Cruising past the moons of reigning gas giant Jupiter, Voyager and Galileo have returned tantalizing evidence for a liquid water ocean beneath the surface of Europa. Now researchers are reporting telltale indications that the battered Jovian moon Callisto may also harbor a subsurface ocean. This cutaway view of Callisto shows a whitish 200 kilometer thick band of ice just beneath the moon's surface. The hypothetical ocean - indicated by the underlying light blue stripe - is potentially a salty layer of liquid water up to 10 kilometers thick, while the rest of the interior is seen as a jumble of rock and ice. Why a salty subsurface ocean? Magnetic measurements made during Galileo flybys so far indicate Callisto's magnetic field is variable, analogous to results during Europa passes, and a plausible explanation is that Callisto too has a subsurface liquid layer. If the liquid were salt water it could easily carry electrical currents and produce the changing magnetic field.

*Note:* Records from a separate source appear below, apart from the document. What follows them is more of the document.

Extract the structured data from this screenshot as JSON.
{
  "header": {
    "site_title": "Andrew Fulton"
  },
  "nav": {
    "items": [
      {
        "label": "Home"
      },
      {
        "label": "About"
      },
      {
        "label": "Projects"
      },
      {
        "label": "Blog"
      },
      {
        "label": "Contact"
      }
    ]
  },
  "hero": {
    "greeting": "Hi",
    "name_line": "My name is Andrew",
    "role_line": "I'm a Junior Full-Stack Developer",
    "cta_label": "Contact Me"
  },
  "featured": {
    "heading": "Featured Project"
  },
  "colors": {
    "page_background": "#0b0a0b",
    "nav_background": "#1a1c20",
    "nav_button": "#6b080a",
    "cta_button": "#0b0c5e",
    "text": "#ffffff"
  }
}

The Sun has a magnetic carpet. Its visible surface appears to be carpeted with tens of thousands of magnetic north and south poles joined by looping field lines which extend outward into the Solar Corona. Recently, researchers have revealed maps of large numbers of these small magnetic concentrations produced using data and images from the space-based SOHO observatory. The above computer generated sunscape highlights these effects, with white and black field lines drawn in joining regions of strong magnetism. A close-up of the Solar surface is illustrated in the inset. These small magnetic regions emerge, fragment, drift, and disappear over periods of only 40 hours or so. Their origin is mystifying and their dynamic behavior is difficult to reconcile with present theories of rotationally driven large-scale Solar Magnetism. Is some unknown process at work? Possibly, but the source of this mystery may well be the solution to another -- the long standing mystery of why the outer Solar Corona is over 100 times hotter than the sun's visible surface! The SOHO data reveal that energy released as these loops break apart and interact seems to be heating the coronal plasma.
Elliptical galaxies are unlike spiral galaxies and hence unlike our own Milky Way Galaxy. The giant elliptical galaxy named NGC 4881 on the upper left lies at the edge of the giant Coma Cluster of Galaxies. Elliptical galaxies are ellipsoidal in shape, contain no spiral arms, contain little interstellar gas or dust, and are found mostly in rich clusters of galaxies. Elliptical galaxies appear typically yellow-red, as opposed to spirals which have spiral arms that appear quite blue. Much speculation continues on how each type of galaxy can form, on whether ellipticals can evolve from colliding spirals, or spirals can be created from colliding ellipticals, or both. Besides the spiral galaxy on the right, all other images in this picture are of galaxies that lie well behind the Coma Cluster.
How do stars form? This stunning picture taken recently by the Hubble Space Telescope gives us a first hand glimpse. Here evaporating gaseous globules (EGGs) are captured emerging from pillars of molecular hydrogen and dust in the Eagle Nebula (M16). These pillars, dubbed "elephant trunks," are light years in length and are so dense that interior gas gravitationally contracts to form stars. At each pillars' end, the intense radiation of bright young stars causes low density gas to boil away, leaving stellar nurseries of dense EGGs exposed.